Universities fret over non-dom tax changes
Recruiting top faculty staff will become harder in wake of non-dom reforms
Universities have warned that the changes to non-dom taxation will make it
more difficult to attract and retain leading academics at UK institutions.
The FT reports that the changes, forcing non-doms to pay a £30,000
levy to keep offshore income tax free, could also affect donations to
Malcolm Grant, provost of University College London, said the changes would
‘potentially undermine some very long-term strategic planning’ undertaken by
universities to attract talent.
London Business School deputy dean Julian Birkinshaw said he was worried

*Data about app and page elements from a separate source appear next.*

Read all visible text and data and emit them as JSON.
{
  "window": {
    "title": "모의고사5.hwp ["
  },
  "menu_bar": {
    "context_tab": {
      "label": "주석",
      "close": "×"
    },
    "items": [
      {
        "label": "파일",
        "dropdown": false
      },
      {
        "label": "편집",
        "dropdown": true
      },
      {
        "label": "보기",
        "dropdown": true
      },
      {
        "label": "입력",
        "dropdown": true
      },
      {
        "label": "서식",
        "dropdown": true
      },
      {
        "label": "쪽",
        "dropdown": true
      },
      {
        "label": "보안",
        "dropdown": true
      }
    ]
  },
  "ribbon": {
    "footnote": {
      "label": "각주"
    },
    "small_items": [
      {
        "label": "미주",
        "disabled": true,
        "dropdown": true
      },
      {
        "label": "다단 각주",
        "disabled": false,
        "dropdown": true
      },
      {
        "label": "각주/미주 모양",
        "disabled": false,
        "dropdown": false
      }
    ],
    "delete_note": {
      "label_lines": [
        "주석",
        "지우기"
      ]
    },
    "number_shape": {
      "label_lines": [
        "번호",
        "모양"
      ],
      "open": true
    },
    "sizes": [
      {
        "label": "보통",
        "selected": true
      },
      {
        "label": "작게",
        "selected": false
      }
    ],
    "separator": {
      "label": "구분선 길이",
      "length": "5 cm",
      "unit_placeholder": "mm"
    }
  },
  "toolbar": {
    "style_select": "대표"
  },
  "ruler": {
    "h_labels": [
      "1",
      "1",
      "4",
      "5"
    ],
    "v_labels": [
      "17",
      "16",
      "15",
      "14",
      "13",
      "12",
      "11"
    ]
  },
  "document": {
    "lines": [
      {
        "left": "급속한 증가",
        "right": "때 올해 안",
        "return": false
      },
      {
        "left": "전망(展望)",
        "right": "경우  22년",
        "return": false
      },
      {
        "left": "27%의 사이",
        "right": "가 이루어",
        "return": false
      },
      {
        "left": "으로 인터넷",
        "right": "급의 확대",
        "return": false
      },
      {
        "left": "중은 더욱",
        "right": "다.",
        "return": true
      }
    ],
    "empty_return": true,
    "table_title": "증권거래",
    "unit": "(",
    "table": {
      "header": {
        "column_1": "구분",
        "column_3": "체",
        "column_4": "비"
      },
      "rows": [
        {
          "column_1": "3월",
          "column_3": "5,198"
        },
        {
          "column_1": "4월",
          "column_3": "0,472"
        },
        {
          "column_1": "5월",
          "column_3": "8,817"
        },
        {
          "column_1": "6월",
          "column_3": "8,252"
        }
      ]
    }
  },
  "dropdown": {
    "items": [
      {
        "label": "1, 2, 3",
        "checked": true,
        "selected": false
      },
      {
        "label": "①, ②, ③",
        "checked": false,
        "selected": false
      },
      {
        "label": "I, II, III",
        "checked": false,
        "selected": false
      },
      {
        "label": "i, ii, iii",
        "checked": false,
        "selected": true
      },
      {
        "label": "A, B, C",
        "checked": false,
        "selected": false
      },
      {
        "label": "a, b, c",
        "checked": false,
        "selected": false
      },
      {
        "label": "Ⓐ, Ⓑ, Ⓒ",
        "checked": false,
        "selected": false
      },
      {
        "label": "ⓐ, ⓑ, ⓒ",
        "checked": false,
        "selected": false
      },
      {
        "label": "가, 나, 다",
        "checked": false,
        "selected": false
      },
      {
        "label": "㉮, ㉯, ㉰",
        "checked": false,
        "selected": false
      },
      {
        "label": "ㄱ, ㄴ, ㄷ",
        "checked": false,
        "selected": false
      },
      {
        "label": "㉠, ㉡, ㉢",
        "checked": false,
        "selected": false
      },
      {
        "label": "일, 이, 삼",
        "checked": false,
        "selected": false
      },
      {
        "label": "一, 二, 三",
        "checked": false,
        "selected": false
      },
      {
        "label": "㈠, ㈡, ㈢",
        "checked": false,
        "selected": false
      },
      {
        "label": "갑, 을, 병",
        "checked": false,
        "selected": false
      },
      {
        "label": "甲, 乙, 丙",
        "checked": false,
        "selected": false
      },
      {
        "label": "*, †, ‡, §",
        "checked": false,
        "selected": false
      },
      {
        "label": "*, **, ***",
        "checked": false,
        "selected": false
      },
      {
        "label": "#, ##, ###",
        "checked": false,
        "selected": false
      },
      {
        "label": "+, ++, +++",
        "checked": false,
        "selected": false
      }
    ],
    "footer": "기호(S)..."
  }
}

about recruiting international staff. Only 17 of the London Business School’s 93
staff are British.
There are also fears that non-doms, who have donated cash to universities,
will no longer do so.
‘If these individuals move out of the UK, it will not only be the arts that
will suffer a drop in support, but British universities also,’ Richard
Gillingwater, dean of Cass Business School, told the FT.